Prompt: State how many lines of the records below contain the word "sketch", giving the number and nothing else.

--- START ---

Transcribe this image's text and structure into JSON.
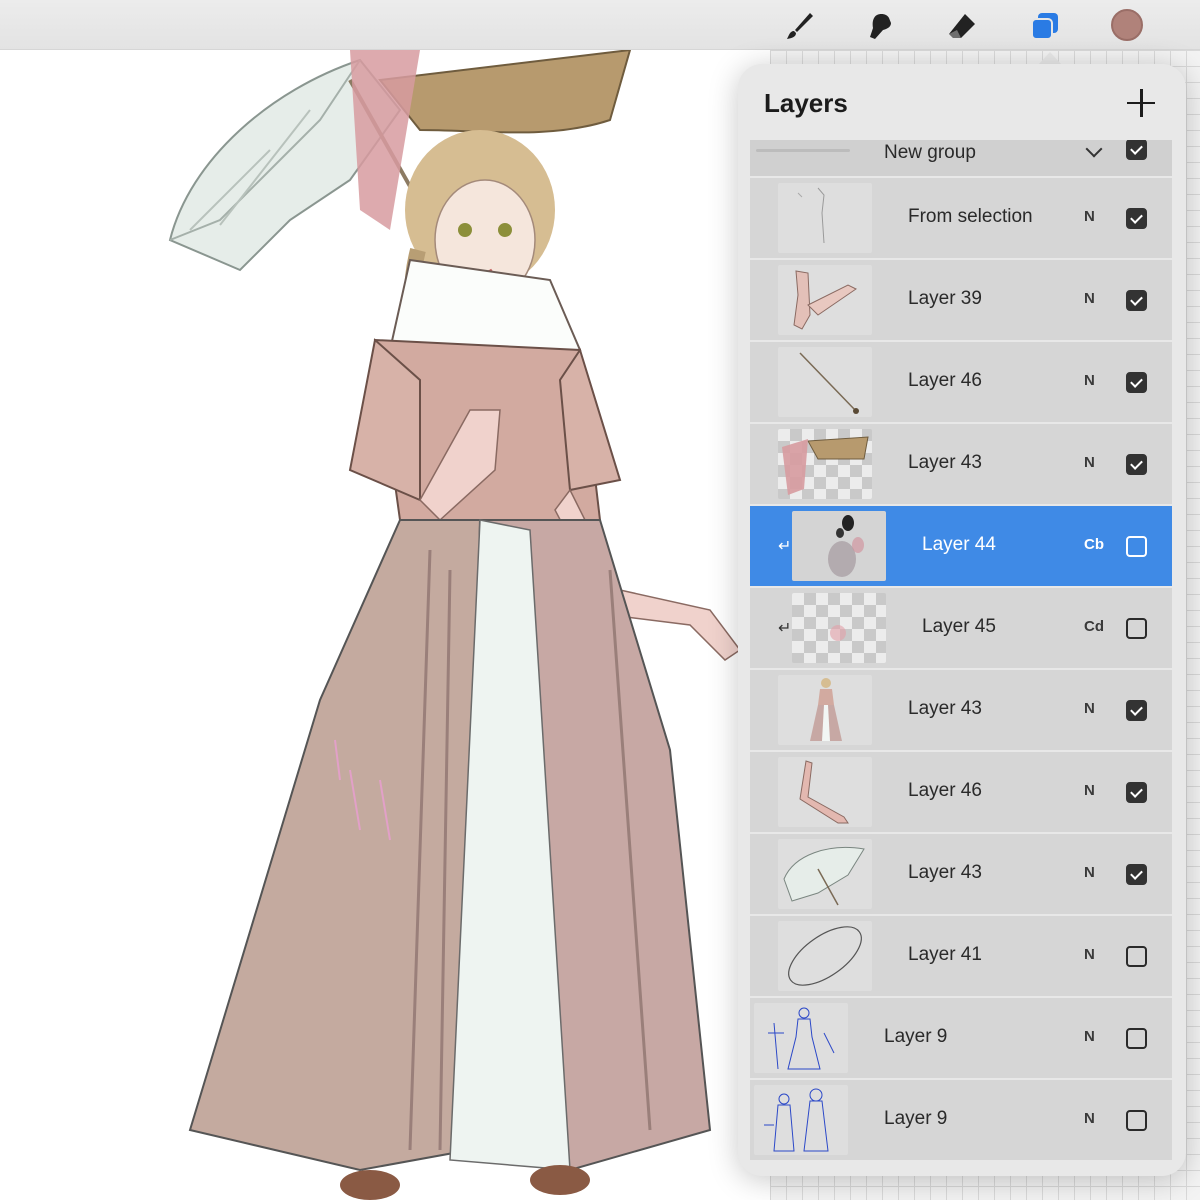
{
  "toolbar": {
    "tools": [
      {
        "name": "brush-icon",
        "left": 0
      },
      {
        "name": "smudge-icon",
        "left": 0
      },
      {
        "name": "eraser-icon",
        "left": 0
      },
      {
        "name": "layers-icon",
        "active": true
      }
    ],
    "current_color": "#b0827a",
    "active_color": "#2a7be4"
  },
  "panel": {
    "title": "Layers",
    "add_icon": "plus-icon",
    "group": {
      "label": "New group",
      "visible": true,
      "icon": "chevron-down-icon"
    },
    "layers": [
      {
        "name": "From selection",
        "blend": "N",
        "visible": true,
        "thumb": "sketch-lines",
        "clipped": false,
        "selected": false
      },
      {
        "name": "Layer 39",
        "blend": "N",
        "visible": true,
        "thumb": "arm",
        "clipped": false,
        "selected": false
      },
      {
        "name": "Layer 46",
        "blend": "N",
        "visible": true,
        "thumb": "parasol-stick",
        "clipped": false,
        "selected": false
      },
      {
        "name": "Layer 43",
        "blend": "N",
        "visible": true,
        "thumb": "hat",
        "clipped": false,
        "selected": false
      },
      {
        "name": "Layer 44",
        "blend": "Cb",
        "visible": false,
        "thumb": "blur",
        "clipped": true,
        "selected": true
      },
      {
        "name": "Layer 45",
        "blend": "Cd",
        "visible": false,
        "thumb": "transparent-pink",
        "clipped": true,
        "selected": false
      },
      {
        "name": "Layer 43",
        "blend": "N",
        "visible": true,
        "thumb": "figure",
        "clipped": false,
        "selected": false
      },
      {
        "name": "Layer 46",
        "blend": "N",
        "visible": true,
        "thumb": "forearm",
        "clipped": false,
        "selected": false
      },
      {
        "name": "Layer 43",
        "blend": "N",
        "visible": true,
        "thumb": "umbrella",
        "clipped": false,
        "selected": false
      },
      {
        "name": "Layer 41",
        "blend": "N",
        "visible": false,
        "thumb": "ellipse",
        "clipped": false,
        "selected": false
      },
      {
        "name": "Layer 9",
        "blend": "N",
        "visible": false,
        "thumb": "blue-sketch-single",
        "clipped": false,
        "selected": false,
        "outdented": true
      },
      {
        "name": "Layer 9",
        "blend": "N",
        "visible": false,
        "thumb": "blue-sketch-pair",
        "clipped": false,
        "selected": false,
        "outdented": true
      }
    ]
  },
  "clip_glyph": "↵"
}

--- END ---

Written solution: 3